- WHAT IS EXPECTED:
All lines of the material that contain "task" must be copied out.

- PROVIDED DATA:
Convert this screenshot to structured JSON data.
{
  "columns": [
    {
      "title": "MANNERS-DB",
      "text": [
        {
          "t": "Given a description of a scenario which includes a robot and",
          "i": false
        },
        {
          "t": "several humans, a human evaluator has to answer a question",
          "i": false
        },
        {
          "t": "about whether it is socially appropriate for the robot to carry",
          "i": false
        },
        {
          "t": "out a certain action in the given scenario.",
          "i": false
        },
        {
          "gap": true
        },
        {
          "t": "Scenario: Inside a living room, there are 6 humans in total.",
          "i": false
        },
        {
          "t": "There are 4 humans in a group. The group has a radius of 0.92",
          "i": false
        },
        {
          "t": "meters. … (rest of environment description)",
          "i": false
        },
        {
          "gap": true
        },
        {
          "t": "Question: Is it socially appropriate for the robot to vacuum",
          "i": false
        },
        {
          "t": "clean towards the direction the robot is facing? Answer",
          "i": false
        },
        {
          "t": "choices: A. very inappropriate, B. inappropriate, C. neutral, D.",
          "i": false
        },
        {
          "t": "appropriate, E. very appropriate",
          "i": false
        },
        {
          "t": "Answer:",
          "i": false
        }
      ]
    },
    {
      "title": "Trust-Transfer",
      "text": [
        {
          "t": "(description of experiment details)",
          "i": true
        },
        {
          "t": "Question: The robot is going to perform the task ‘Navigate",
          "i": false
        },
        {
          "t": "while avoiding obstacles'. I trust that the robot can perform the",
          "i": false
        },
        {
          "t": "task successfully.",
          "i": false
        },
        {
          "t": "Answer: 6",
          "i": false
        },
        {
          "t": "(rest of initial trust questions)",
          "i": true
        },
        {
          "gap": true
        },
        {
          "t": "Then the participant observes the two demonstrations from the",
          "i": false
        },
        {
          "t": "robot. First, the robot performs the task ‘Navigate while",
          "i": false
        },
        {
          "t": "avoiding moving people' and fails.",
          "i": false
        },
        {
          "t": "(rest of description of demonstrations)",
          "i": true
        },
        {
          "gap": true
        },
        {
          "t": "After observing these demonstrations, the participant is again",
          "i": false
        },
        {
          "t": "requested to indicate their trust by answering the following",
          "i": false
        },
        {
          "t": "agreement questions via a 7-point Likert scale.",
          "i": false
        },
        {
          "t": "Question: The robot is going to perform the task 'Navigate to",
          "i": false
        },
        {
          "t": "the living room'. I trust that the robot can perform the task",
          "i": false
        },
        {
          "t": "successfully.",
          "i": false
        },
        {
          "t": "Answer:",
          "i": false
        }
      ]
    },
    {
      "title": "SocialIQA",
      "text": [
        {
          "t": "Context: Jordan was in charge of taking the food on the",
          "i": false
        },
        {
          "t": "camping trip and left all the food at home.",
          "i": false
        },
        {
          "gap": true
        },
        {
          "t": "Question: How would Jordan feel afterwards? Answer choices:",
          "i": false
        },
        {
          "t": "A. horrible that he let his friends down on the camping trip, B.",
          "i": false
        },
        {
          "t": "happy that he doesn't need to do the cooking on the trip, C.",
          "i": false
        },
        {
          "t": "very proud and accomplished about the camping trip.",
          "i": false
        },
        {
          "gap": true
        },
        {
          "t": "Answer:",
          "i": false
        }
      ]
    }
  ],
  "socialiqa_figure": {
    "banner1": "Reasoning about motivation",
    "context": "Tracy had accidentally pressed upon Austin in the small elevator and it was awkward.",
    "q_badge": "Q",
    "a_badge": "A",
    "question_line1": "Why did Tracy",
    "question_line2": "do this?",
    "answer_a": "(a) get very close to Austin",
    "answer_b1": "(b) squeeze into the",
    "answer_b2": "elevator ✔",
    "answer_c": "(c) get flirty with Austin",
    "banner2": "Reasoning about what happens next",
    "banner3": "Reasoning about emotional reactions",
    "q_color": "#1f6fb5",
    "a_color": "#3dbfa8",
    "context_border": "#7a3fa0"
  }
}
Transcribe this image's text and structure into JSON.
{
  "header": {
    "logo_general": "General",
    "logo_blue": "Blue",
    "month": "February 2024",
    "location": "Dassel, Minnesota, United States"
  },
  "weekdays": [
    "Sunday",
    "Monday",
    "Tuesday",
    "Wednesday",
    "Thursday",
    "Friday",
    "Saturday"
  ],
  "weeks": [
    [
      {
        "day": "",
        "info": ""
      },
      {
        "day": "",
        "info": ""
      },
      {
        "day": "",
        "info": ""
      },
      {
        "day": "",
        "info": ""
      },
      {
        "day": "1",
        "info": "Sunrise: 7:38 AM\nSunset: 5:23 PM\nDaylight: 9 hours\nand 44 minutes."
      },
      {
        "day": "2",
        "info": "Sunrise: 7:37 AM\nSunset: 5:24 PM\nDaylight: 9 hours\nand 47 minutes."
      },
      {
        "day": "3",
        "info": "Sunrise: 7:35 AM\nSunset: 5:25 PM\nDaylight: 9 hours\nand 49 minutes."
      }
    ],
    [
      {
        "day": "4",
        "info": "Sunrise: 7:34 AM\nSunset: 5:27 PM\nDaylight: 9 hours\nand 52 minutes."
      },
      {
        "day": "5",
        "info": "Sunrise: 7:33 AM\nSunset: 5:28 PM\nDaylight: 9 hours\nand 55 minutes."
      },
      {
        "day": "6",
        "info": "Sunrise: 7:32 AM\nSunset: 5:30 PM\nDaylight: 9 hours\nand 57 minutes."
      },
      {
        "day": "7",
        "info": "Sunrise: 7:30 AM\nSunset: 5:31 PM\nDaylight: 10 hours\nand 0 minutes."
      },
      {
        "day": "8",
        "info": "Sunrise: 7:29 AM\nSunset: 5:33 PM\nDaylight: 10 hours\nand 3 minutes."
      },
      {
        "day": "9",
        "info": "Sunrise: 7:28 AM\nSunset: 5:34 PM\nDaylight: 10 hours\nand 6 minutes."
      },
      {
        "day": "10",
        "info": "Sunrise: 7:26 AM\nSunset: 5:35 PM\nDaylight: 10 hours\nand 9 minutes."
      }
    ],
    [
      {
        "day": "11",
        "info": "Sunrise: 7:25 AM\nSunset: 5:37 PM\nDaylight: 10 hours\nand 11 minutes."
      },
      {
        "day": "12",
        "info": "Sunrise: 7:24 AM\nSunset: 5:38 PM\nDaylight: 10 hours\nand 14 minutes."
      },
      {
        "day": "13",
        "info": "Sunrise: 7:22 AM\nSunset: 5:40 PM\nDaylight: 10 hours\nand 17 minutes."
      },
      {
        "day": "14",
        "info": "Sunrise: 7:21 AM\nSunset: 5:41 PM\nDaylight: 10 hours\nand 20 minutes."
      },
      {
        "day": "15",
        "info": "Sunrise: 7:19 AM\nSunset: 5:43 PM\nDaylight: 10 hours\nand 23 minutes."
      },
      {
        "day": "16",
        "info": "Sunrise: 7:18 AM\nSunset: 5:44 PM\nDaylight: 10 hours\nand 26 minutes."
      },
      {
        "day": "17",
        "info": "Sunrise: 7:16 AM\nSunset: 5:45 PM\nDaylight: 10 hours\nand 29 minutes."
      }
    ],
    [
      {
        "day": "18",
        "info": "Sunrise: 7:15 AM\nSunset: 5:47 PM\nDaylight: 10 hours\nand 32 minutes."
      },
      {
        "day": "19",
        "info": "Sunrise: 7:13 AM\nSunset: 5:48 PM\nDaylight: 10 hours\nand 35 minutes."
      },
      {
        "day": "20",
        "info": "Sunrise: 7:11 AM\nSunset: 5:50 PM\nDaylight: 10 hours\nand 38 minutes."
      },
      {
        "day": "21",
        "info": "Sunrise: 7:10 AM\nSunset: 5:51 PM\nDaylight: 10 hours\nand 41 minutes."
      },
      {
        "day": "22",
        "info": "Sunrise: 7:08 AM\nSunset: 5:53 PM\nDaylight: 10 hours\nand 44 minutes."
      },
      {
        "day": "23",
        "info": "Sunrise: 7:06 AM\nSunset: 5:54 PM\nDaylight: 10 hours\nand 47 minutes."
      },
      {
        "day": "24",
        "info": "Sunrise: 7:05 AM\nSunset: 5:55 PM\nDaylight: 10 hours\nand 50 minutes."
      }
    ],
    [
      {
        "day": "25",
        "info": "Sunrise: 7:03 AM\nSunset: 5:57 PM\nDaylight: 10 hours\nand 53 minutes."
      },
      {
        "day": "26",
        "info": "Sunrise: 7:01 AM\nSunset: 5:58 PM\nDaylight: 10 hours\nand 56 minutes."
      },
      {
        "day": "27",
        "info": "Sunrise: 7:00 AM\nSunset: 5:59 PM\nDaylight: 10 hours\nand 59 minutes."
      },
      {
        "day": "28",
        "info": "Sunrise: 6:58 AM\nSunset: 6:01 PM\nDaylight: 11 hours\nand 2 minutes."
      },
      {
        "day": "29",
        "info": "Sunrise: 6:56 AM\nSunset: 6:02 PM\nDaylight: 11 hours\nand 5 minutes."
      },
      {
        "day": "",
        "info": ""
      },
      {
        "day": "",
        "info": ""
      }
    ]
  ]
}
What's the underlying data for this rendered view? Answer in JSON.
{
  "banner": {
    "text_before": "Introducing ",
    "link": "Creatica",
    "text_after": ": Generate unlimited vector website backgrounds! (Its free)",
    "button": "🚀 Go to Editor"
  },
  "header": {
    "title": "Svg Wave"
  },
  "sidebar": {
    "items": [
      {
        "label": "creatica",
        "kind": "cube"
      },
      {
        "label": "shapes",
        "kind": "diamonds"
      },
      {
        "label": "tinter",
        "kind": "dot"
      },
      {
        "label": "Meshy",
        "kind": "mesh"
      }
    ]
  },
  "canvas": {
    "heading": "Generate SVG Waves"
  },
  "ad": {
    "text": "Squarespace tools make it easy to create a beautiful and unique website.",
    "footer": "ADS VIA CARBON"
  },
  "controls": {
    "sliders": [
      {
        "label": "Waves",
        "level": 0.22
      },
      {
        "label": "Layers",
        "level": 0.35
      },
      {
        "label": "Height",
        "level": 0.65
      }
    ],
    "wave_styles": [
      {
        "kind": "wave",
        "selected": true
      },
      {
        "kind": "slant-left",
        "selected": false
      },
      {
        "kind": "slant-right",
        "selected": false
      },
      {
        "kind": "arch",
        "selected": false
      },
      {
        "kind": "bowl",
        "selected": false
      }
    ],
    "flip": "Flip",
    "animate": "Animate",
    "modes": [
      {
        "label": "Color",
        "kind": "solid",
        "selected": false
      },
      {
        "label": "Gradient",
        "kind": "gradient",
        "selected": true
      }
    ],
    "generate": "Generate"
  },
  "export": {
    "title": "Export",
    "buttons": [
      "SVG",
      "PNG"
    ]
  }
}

- COMPLETED EXERCISE:
          "t": "Question: The robot is going to perform the task ‘Navigate",
          "t": "task successfully.",
          "t": "robot. First, the robot performs the task ‘Navigate while",
          "t": "Question: The robot is going to perform the task 'Navigate to",
          "t": "the living room'. I trust that the robot can perform the task",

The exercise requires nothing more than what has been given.